By Sylvia Juuko
In our lifetime, there are expenses that are predictable and others that catch us by surprise. For instance, parents know that they have to pay school fees for their children. It is an expense they have to plan for.
However, they may not be prepared for an emergency operation for their own parents when their health begins to fail with old age.
To try and manage these life events, it’s crucial to handle our finances in such a way that we can confidently deal with the predictable aspects as well as manage the shocks to income that may arise from unforeseen events.
These cycles are mostly determined by age, marital status, as well as level of income among other things.
There are a number of ways we can ensure that we make financial choices that will enable us smoothly manage the several events in our lifetime.
You need to be cognizant of the fact that your needs will undergo change depending on your age. For example, the needs of high school students or those that have just landed jobs will differ from those who have retired.
If you are still in your twenties, you could be capable of undertaking investment risks because you have the advantage of time on your side.
On the other hand, a seventy five-year-old may not have advantage of age, and may opt for a more conservative investment approach given that they may never recover from a loss arising from a bad investment decision.
Ideally, when you are still youthful, you should work towards accumulating assets and growing your savings as well as investment portfolio.
Those in this age bracket with access to information, resources and mentors have no excuse to poorly manage their personal finances.
There are many who are playing catch up, given the fact that they were not exposed to financial education at an early stage.
Nevertheless, it’s not too late to turn around your fortunes by devoting time and energy to prudent financial management practices.
For most of these events that include; accumulating assets, studying, marriage, starting a family and acquiring homes will necessitate accumulating amounts of money that are higher than what you may ordinarily have at hand.
You need to accumulate savings that should eventually be invested so as to support these changes in the lifecycle.
For example, you could lose your income, suffer a collapse in business or have a medical emergency.

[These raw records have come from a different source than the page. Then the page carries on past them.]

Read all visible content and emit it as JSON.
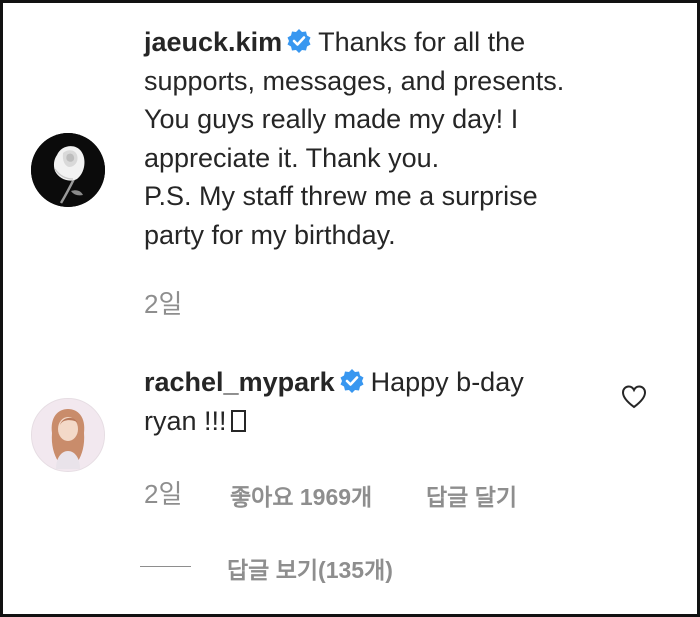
{
  "comments": [
    {
      "username": "jaeuck.kim",
      "text_lines": [
        "Thanks for all the",
        "supports, messages, and presents.",
        "You guys really made my day! I",
        "appreciate it. Thank you.",
        "P.S. My staff threw me a surprise",
        "party for my birthday."
      ],
      "time": "2일",
      "avatar_icon": "white-rose-avatar"
    },
    {
      "username": "rachel_mypark",
      "text_line1": "Happy b-day",
      "text_line2": "ryan !!!",
      "time": "2일",
      "likes_label": "좋아요 1969개",
      "reply_label": "답글 달기",
      "avatar_icon": "woman-portrait-avatar"
    }
  ],
  "view_replies_label": "답글 보기(135개)",
  "colors": {
    "text": "#262626",
    "muted": "#8e8e8e",
    "verified_blue": "#3897f0",
    "frame": "#111111"
  }
}
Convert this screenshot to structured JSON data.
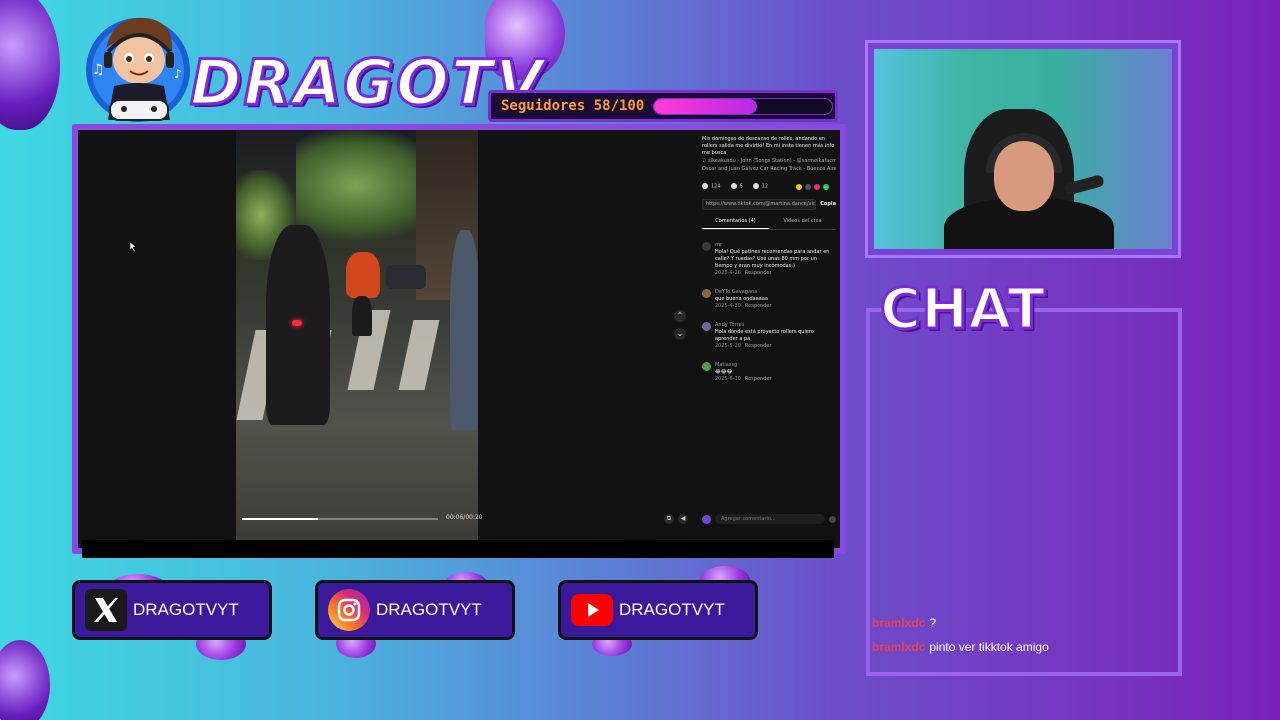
{
  "brand": {
    "title": "DRAGOTV"
  },
  "followers": {
    "label": "Seguidores 58/100",
    "current": 58,
    "goal": 100,
    "progress_fraction": 0.58
  },
  "tiktok_player": {
    "time": "00:06/00:20",
    "progress_fraction": 0.39,
    "description": "Mis domingos de descanso de rolles, andando en rollers salida me divirtió! En mi insta tienen más info me busca",
    "music_line": "♫ sikeakusdu - John (Songs Station) - @sarmeikafacmobile",
    "sound_line": "Oscar and Juan Gálvez Car Racing Track - Buenos Aires",
    "stats": {
      "likes": "124",
      "comments": "6",
      "saves": "12"
    },
    "link": "https://www.tiktok.com/@martina.dance/video/75...",
    "copy_label": "Copia",
    "tabs": [
      "Comentarios (4)",
      "Videos del crea"
    ],
    "comments": [
      {
        "user": "rnr",
        "text": "Hola! Qué patines recomendas para andar en calle? Y ruedas? Usé unas 80 mm por un tiempo y eran muy incómodas:)",
        "date": "2025-4-26",
        "reply": "Responder",
        "avatar_color": "#3a3a3a"
      },
      {
        "user": "DeYTo Gavagana",
        "text": "que buena ondaaaaa",
        "date": "2025-4-30",
        "reply": "Responder",
        "avatar_color": "#8a6a4a"
      },
      {
        "user": "Andy Torres",
        "text": "Hola dónde está proyecto rollers quiero aprender a pa",
        "date": "2025-5-20",
        "reply": "Responder",
        "avatar_color": "#6a6aa0"
      },
      {
        "user": "Matiassg",
        "text": "😂😂😂",
        "date": "2025-6-30",
        "reply": "Responder",
        "avatar_color": "#5a9a4a"
      }
    ],
    "comment_placeholder": "Agregar comentario..."
  },
  "socials": [
    {
      "platform": "x",
      "icon": "x-icon",
      "label": "DRAGOTVYT",
      "color": "#1a1a1a"
    },
    {
      "platform": "instagram",
      "icon": "instagram-icon",
      "label": "DRAGOTVYT",
      "color": "#d6336c"
    },
    {
      "platform": "youtube",
      "icon": "youtube-icon",
      "label": "DRAGOTVYT",
      "color": "#ff0000"
    }
  ],
  "chat": {
    "title": "CHAT",
    "messages": [
      {
        "user": "bramlxdc",
        "text": "?"
      },
      {
        "user": "bramlxdc",
        "text": "pinto ver tikktok amigo"
      }
    ]
  }
}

While you cannot predict when this can happen, you need to have resources that can cushion you during such low times.
The writer works with Bank of Uganda